FIRST IMPRESSIONS COUNT – 5 things to make your CV stand out
Your CV is often the first and only information a potential employer will receive about you so its importance should never be undervalued.
A well written CV demonstrates how you meet the needs of the employer by detailing your talents and achievements clearly and in a positive manner.
A quality CV summarises both your qualifications and experience, and highlights how your skills and achievements benefited your previous employer. Show your personality as much as possible, focus on what problems you solved, rather than “I am good at …” .
Below are some pointers to consider when submitting your CV for a new role.
1. COVER LETTER
You should always include a cover letter to accompany your CV. The cover letter is your introduction, and allows you to highlight key skills and accomplishments which are particularly relevant to the position.
Always address your letter to a named person/company name, quote the job reference and source of advertisement, this shows you have made the effort to customise your application and shows you are keen. A cover letter should be brief and to the point – aim to keep the cover letter to a maximum of one page.
2. MATCH CV TO JOB DESCRIPTION.
A job description is a list of requirements created by the prospective employer. This is what skillset they would like the ideal applicants to have.
Top Tip: Take the job description and highlight each of the requirements. When updating your CV for this new role make sure include the words highlighted in your CV. This will get you noticed above everybody else as you are ticking the boxes as the employer reads your CV.
When you submit your CV most employers will use a database. Think about how Google works then a database is similar. A Recruiter or Hiring Manager runs a search against the database for a set of keywords. If you have these keywords in your CV then it will show up.

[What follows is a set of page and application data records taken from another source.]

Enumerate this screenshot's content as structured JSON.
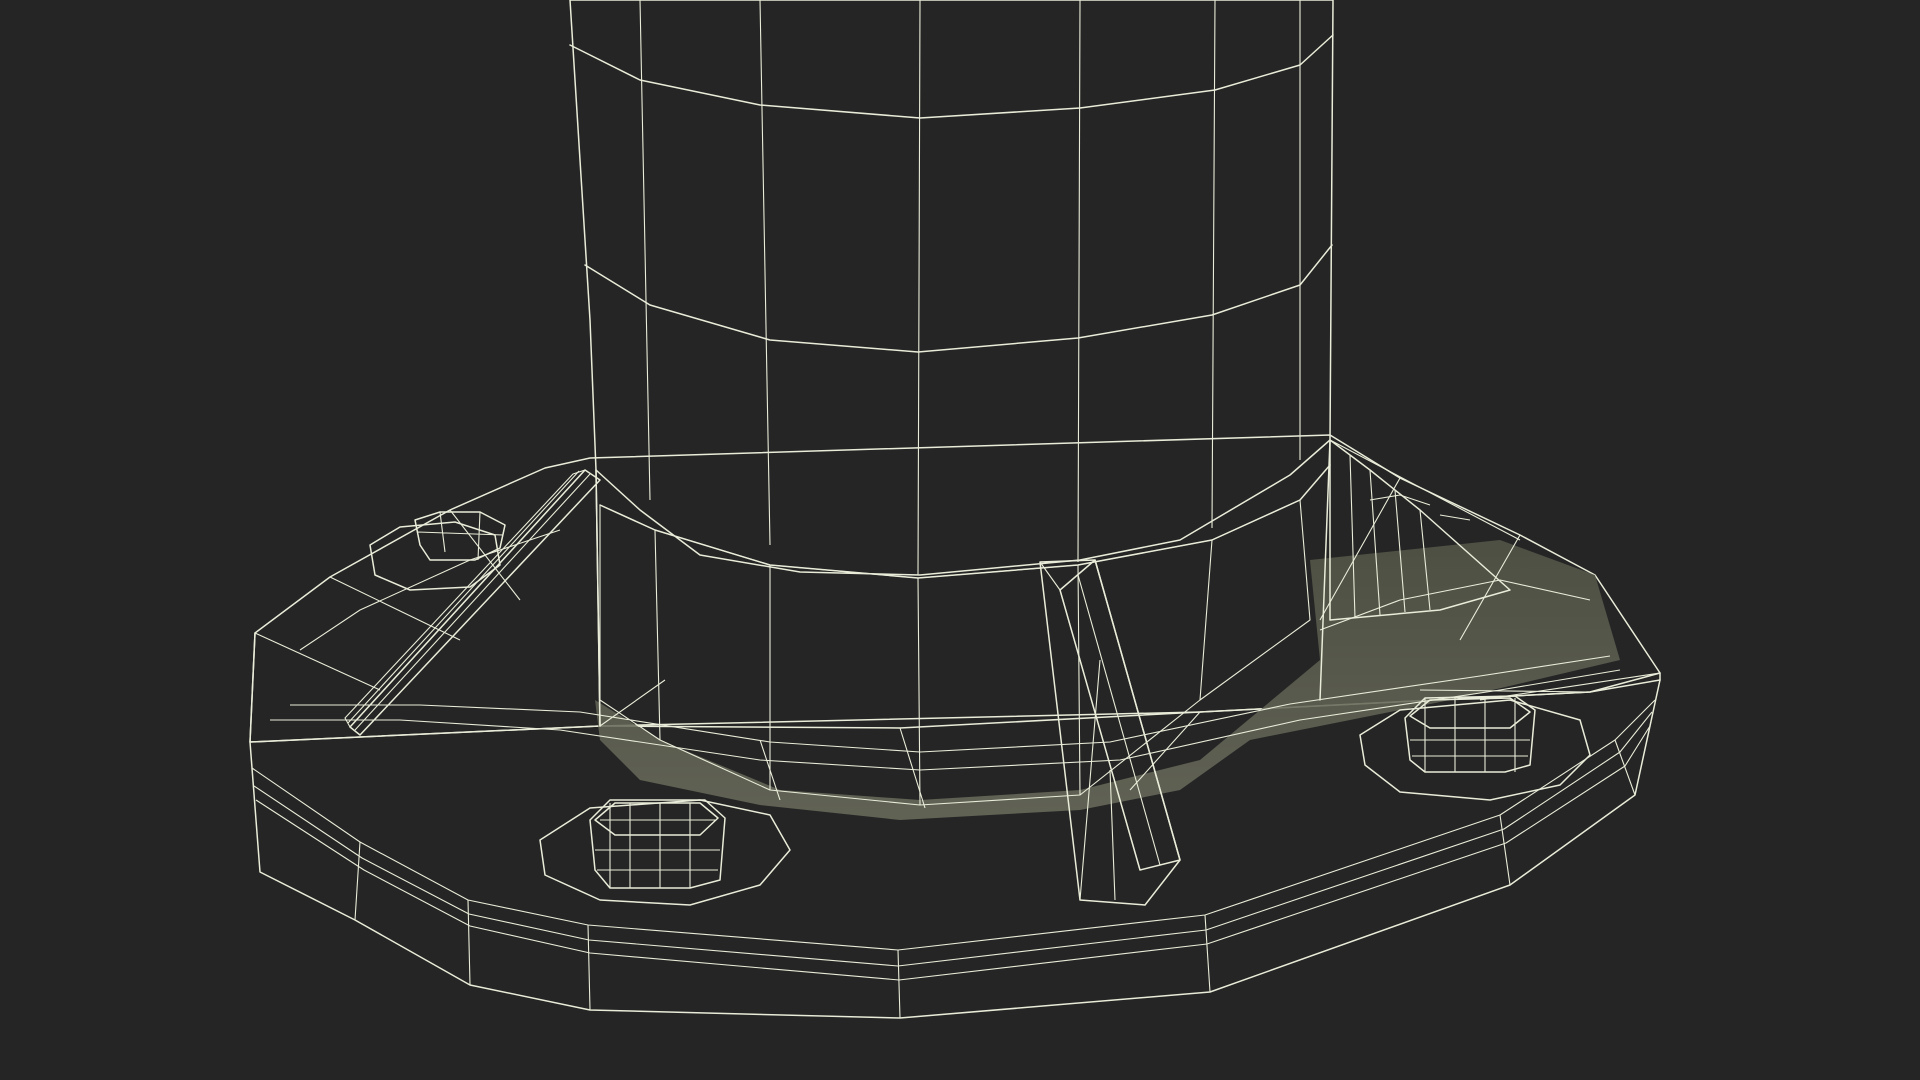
{
  "scene": {
    "subject": "",
    "background_color": "#252525",
    "mesh_color": "#7b7d6b",
    "mesh_shadow_color": "#5f6153",
    "mesh_highlight_color": "#888a77",
    "wireframe_color": "#e9ecd8",
    "bolt_count": 4,
    "gusset_count": 3
  }
}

You get one chance to make a first impression, your CV should be well-presented, and proof-read it for grammatical errors and spelling mistakes. Employers are always impressed by candidate’s attention to detail, but more so, employers are put off by untidy layout and spelling errors.
Top Tip: Ask a trusted friend to read it, a second set of eyes can clearly see errors you might have missed.
4. HIGHLIGHT STRENGTHS, COMPETENCIES.
All Employers want to find the best candidate. Make sure you emphasise your core strengths and competencies and that what you focus on matches the core skills outlined in job description. Provide detail on some of the tasks you completed and the benefits to the company. If you have a project you are especially proud of, and it is relevant then provide details and outcomes. Make sure it’s relevant to the position you are applying for.
5. SHOW YOUR PERSONALITY.
A lot of CVs are copies of copies or modified versions of old CVs. Create a new CV when applying for a new role. Focus on your personality traits that are sought after in the role you are applying for.
For example, in social work, a recruiter will like to see positive statements like ‘caring’, ‘incorporate humour into my daily activities’ and ‘empathetic’.
Use the hobbies and interests section to show that you are ‘a team player’, ‘active in your community’, ‘care about others’– be it people, animal or environmental welfare interests.
Personality coming through in your CV will make you stand out from the crowd and get noticed. You just need to make sure it’s for the right reasons. Strong words like hate, despise, even fight – can put a reader off.
YOUR SALES PITCH
A good CV is not a complete autobiography, but simply enough information to let the person recruiting see how well you match their requirements. If you think about your CV in a marketing context, the CV is a sales pitch and you are the product, therefore you need to show how your skills match their needs. The aim of your CV is to spark interest, which in turn ensures that the employer calls you in for an interview. To do this, your CV must set you apart from your competitors.